While financing is being obtained any other contingencies in the offer are being addressed and removed, and the buyer is exploring the details of the business’ operations and financials, to determine that the business is as represented by the seller. This is called performing ‘due diligence’.
If any contingency contained in the offer related to due diligence or otherwise cannot be satisfied, the buyer may withdraw the offer and receive a refund of their deposit.
As soon as it appears that financing will be forthcoming, VR will arrange for buyer and seller to meet with the landlord to start lease negotiations. We will also assist the buyer as needed in setting up their LLC or corporation, obtaining their federal Employer Identification Number, state withholding number and unemployment number, sales tax ID and any city or county licenses required, and filing their fictitious name registration. There is no charge to buyers for these services.
When the commitment letter is issued by the lender, VR will have the definitive Purchase Agreement produced. The Purchase Agreement should then be reviewed by the buyer’s and seller’s attorneys and accountants. Any changes they request will be presented to the other party and his or her advisors.
Once the final language of the Purchase Agreement has been agreed to by both sides, and the lender has indicated they are ready to fund the loan, the final closing date and time is set.
Arrangements should be made between buyer and seller for transfer of the credit card machine, equipment leases, utilities, etc. at this time.
Inventory is usually taken just prior to closing by buyer and seller, with the VR intermediary’s assistance. Buyer has the right to make sure all equipment is in proper working order before closing.
Closing typically consists of the buyer signing the loan documents first, then signing the Purchase Agreement and other documents pertaining to the closing of the business. Evidence that all business debts have been satisfied and a Tax Clearance or Statement of No Tax Due from the state indicating all state taxes have been paid is presented by the seller to the buyer. The closing is usually held at the VR office.

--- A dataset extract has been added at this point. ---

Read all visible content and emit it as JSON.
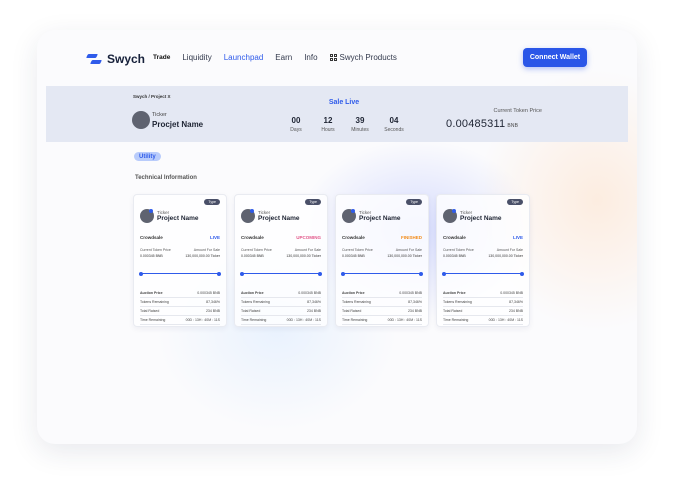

Typically the seller informs the employees of the sale of the business immediately after the closing, and the buyer meets the employees at this time.
The buyer will take over the operation of the business at the time agreed upon with seller, usually later on, on the day of closing or the next business day.
Training to be provided by seller begins at the time and on the days agreed to in the Purchase Agreement.